● **Work task**
Return each line of the entries that holds the string "JSON".

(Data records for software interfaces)
▬▬▬▬▬▬
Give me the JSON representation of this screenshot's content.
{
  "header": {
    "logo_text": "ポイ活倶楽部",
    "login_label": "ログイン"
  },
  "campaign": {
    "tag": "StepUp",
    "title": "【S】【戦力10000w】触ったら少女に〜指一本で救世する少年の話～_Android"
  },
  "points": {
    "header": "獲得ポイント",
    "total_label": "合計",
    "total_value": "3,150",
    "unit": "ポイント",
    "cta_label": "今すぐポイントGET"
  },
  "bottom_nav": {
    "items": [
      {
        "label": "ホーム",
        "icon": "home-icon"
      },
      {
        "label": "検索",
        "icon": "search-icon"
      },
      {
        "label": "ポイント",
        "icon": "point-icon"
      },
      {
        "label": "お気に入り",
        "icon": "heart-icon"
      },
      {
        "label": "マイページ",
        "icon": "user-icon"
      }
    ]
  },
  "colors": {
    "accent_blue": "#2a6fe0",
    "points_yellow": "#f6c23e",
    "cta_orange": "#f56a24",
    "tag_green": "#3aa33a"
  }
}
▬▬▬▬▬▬
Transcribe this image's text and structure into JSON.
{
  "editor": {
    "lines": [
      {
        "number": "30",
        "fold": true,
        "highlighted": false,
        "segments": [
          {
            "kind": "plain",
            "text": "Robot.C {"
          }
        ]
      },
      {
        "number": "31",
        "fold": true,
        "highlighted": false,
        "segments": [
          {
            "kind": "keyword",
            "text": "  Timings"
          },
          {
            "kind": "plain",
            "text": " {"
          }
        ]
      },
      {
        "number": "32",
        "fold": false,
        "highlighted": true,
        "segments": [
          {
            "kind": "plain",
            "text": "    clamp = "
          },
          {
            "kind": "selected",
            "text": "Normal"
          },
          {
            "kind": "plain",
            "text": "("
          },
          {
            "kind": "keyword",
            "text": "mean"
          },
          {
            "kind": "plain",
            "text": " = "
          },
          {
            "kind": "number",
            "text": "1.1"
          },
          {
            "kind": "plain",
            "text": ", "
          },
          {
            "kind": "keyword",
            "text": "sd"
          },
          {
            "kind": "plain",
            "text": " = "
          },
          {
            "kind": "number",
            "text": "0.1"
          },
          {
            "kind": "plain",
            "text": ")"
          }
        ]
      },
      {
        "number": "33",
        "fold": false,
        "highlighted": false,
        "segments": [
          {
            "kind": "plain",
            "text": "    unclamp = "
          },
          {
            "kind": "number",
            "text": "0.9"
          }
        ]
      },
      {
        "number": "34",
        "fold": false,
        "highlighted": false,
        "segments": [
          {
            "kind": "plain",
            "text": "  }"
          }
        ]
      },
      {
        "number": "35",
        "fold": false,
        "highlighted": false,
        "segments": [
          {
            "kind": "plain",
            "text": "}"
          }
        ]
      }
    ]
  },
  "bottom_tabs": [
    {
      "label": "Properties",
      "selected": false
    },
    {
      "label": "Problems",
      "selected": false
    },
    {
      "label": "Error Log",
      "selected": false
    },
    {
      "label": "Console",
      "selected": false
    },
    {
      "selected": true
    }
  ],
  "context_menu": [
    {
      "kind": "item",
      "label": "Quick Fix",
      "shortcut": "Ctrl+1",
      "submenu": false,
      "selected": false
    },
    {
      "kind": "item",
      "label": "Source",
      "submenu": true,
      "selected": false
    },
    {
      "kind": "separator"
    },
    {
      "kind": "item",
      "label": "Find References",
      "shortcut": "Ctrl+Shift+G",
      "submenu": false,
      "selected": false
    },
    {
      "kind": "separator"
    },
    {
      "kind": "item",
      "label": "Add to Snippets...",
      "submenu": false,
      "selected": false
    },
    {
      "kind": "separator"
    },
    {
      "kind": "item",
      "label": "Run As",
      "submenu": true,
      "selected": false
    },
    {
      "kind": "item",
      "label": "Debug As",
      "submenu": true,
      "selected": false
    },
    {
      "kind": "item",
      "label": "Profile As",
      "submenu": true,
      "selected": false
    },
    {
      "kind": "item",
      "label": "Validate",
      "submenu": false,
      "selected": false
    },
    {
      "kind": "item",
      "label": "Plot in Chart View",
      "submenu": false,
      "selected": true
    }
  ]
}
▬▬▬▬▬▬
● **Written solution**
Give me the JSON representation of this screenshot's content.
Transcribe this image's text and structure into JSON.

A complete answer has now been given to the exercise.